Palestinian Bashir Tamimi, 57, drinks water from a spring on land that he says belongs to his family. Teenagers from a nearby Israeli settlement built collection pools and brought in picnic tables when they saw no one using the spring. It has now become a source of conflict.
Credit Emily Harris/NPR
The Israeli settlement of Halamish, also known as Neveh Tzuf, as seen from Nabi Saleh, the Palestinian village across the valley. Every Friday Palestinian villagers march across the valley and try to get to the spring, which is near Halamish.
Credit Emily Harris / NPR
American-born Shifra Blass moved to Neveh Tzuf in 1986, when her husband became the community rabbi. She says since the kids built up the spring area, people come here for picnics or for ritual cleansing before Jewish holidays.
I'm Michel Martin and this is TELL ME MORE from NPR News. You might have caught some preseason football action over the weekend. Football season is almost here, which means it's also time to think again about how to make the game safer. We'll tell you about a new independent study about whether efforts to cut down on serious injuries, especially brain injuries, is achieving any results. That's coming up later.
A terror threat closes American embassies, and changes the political debate about intelligence gathering. Host Michel Martin talks politics with Republican strategist Ron Christie, and former Obama administration advisor Corey Ealons.
Julius Chambers argued numerous civil rights cases before the U.S. Supreme Court - and won them all. Host Michel Martin remembers the groundbreaking attorney, who passed away recently at the age of 76.
As fans and teams get ready for another season of football, a new study sheds light on game safety.

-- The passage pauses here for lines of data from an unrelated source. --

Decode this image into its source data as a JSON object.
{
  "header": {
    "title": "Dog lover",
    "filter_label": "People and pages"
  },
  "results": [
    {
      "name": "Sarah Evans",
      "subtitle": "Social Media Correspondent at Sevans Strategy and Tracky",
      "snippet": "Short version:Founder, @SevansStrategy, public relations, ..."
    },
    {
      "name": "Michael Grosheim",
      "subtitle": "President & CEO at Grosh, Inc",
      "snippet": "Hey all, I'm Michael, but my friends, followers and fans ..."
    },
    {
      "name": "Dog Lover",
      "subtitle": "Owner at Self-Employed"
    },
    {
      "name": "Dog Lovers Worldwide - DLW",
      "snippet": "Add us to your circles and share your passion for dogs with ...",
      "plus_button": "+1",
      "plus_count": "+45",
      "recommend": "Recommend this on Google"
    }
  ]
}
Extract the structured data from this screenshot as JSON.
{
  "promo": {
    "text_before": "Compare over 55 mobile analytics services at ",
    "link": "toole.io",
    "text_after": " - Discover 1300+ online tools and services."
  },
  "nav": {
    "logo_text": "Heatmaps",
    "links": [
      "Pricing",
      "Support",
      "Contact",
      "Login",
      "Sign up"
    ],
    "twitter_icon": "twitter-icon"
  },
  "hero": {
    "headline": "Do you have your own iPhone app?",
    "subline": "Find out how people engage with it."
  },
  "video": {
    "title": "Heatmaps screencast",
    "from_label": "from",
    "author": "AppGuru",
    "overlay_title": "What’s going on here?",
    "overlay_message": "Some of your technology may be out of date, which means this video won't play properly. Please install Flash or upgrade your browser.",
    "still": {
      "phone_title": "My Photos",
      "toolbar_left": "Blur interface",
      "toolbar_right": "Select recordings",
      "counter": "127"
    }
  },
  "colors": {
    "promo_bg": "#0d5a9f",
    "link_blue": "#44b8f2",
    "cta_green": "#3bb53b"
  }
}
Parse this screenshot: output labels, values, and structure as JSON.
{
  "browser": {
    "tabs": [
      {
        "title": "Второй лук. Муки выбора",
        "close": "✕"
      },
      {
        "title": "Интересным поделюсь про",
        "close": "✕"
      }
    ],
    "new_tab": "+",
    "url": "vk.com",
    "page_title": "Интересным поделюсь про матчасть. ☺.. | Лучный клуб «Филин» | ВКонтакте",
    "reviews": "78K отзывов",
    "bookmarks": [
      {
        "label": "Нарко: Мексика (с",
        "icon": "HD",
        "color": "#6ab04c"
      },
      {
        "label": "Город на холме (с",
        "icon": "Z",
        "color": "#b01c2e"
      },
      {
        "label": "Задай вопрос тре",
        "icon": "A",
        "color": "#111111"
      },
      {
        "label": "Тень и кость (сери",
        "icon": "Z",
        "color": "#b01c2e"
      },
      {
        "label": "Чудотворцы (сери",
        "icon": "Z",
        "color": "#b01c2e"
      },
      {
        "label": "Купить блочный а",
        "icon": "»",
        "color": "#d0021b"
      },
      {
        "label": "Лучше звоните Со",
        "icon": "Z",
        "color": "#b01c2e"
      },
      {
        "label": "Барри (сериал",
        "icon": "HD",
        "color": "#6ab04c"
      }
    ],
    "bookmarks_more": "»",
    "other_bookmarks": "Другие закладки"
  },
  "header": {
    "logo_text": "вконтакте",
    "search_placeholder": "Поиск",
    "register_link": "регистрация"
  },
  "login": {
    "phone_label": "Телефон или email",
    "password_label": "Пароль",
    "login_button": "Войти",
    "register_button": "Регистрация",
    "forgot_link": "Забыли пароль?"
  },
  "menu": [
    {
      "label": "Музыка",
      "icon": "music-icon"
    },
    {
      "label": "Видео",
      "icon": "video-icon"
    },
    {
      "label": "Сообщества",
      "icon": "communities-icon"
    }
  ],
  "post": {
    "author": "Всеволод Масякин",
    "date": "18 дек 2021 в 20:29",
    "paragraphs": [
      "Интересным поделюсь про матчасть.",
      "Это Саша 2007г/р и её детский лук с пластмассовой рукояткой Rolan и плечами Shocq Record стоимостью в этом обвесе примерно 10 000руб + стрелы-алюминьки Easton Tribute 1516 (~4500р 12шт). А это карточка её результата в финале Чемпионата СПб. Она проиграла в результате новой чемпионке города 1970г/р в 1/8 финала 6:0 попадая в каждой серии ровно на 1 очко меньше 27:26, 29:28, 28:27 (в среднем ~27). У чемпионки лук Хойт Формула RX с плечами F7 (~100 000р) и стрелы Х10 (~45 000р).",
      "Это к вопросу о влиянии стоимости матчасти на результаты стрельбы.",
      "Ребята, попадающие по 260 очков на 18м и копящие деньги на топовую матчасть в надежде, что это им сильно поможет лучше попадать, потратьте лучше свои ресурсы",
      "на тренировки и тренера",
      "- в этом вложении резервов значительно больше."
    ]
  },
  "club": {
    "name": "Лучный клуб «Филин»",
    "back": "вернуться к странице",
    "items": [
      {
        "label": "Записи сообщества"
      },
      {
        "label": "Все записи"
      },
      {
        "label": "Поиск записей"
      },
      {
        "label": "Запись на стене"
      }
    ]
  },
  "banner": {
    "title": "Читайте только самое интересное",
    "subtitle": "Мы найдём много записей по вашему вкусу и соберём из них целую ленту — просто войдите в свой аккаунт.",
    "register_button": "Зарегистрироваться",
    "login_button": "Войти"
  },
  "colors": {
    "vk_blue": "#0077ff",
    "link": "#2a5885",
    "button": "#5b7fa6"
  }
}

Host Michel Martin talks with Jesse David of Edgeworth Economics about whether efforts to cut down on serious injuries are getting results.